And indeed women were “playing around,” as the title of Linda Wolf’s popular book suggests. By 1977, a bestselling book based on research by Shere Hite was able to report that 75 percent of married women had cheated -- exceeding the numbers that had ever been reported for their male counterparts. (Kinsey reported that by age 40, 50 percent of married men were unfaithful.) While Hite's study is not the most reliable, because it surveyed a skewed sample of upscale sophisticated women, it surely pointed in the accurate upward direction.
More recent surveys say that 30 to 60 percent of married men and women have cheated. But the real rate of infidelity is most likely greater than reported. Even if a questionnaire is "anonymous," many respondents are unwilling to admit cheating on their spouses. While we can't be certain of the precise numbers, it's evident that infidelity is widespread.
And let's not forget that the advent of drugs to treat erectile dysfunction has given fresh meaning to the old Gene Autry cowboy song "Back in the Saddle Again." The Viagra revolution has catapulted many older men off the bench and into the infidelity game. According to one report, "one out of ten women says her partner cheated on her for the first time after taking the drug." Consider also our highly sexualized society. Some estimates say that Americans spend as much as $12 billion a year on pornography, which is "more than all combined revenues of all professional football, baseball and basketball franchises." Forbes challenges those figures and comes up with a lower number -- a mere $3.9 billion. Not exactly pocket change.
And there's more. Add the "respectable" sex content on cable television shows that are exempt from network standards. And even some of today's PG films would have been censored in previous eras. I recently watched a classic 1958 film -- "The Lovers" -- by famed French director Louis Malle and was shocked to learn it was considered so scandalous that it was banned in many countries and in communities throughout the U.S. What was so outrageous? A married woman has a one-night stand with an overnight guest at her country estate. She then runs off with him. In the only sex scene, in which the partners are mostly fully clothed, we catch a brief glimpse of Jeanne Moreau's breasts. Cut those few seconds and the film would get an easy PG rating today, if not a B for boring or an S for silly.

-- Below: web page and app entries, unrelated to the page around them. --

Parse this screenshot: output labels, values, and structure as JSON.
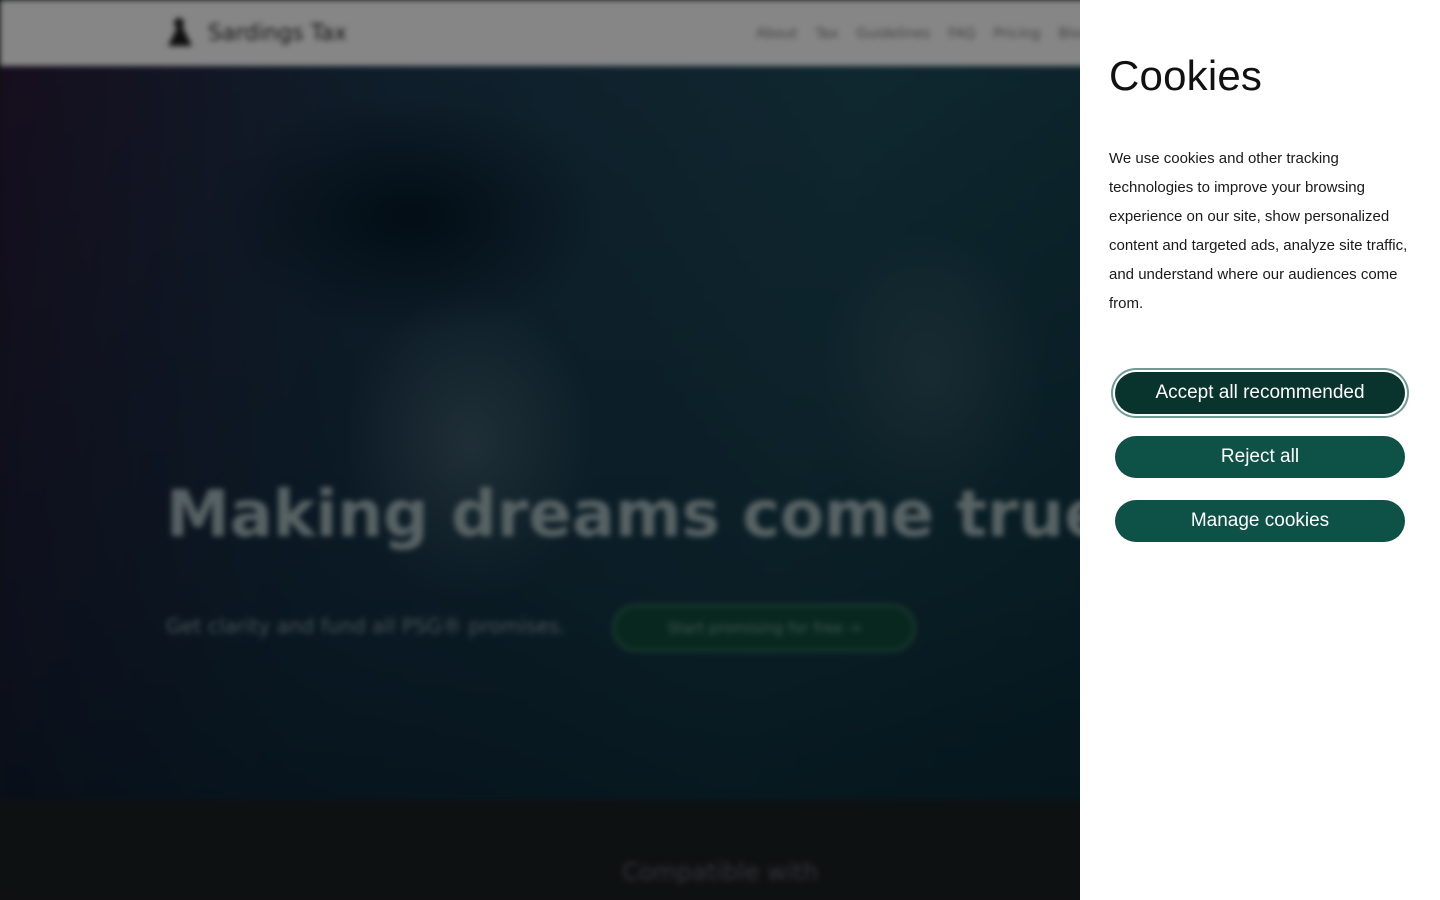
{
  "background_page": {
    "brand_name": "Sardings Tax",
    "nav_items": [
      "About",
      "Tax",
      "Guidelines",
      "FAQ",
      "Pricing",
      "Blog"
    ],
    "hero_title": "Making dreams come true",
    "hero_subtitle": "Get clarity and fund all PSG® promises.",
    "hero_cta_label": "Start promising for free →",
    "compatible_label": "Compatible with"
  },
  "cookie_panel": {
    "title": "Cookies",
    "description": "We use cookies and other tracking technologies to improve your browsing experience on our site, show personalized content and targeted ads, analyze site traffic, and understand where our audiences come from.",
    "accept_label": "Accept all recommended",
    "reject_label": "Reject all",
    "manage_label": "Manage cookies"
  },
  "colors": {
    "button_primary": "#0d5147",
    "button_focused": "#08342d",
    "panel_background": "#ffffff"
  }
}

How does all this relate to Newt Gingrich's victory in South Carolina? People who claim that errant sexual behavior should disqualify a candidate don't really vote that position. Bill Clinton's standing in the polls rose after it was disclosed he had an affair with an intern, even as Republicans sought to impeach him for lying about it. After revelations about Gingrich's marriage, evangelical voters in South Carolina flocked to the serial polygamist candidate and abandoned the candidate who had been married to the same woman for four decades. Most people are also hypocritical when it comes to their own behavior. There's a big gap between what people profess and what they actually do.
That should serve as a warning to politicians and the media tempted to play the infidelity sex card against a political foe. Don't count on raising an enthusiastic hanging posse for cheaters. And if you think you will incite fundamentalists to throw the first stones, think again. The TV series "Desperate Housewives," which elevates adultery to an Olympic sport, has a loyal following in the Bible Belt.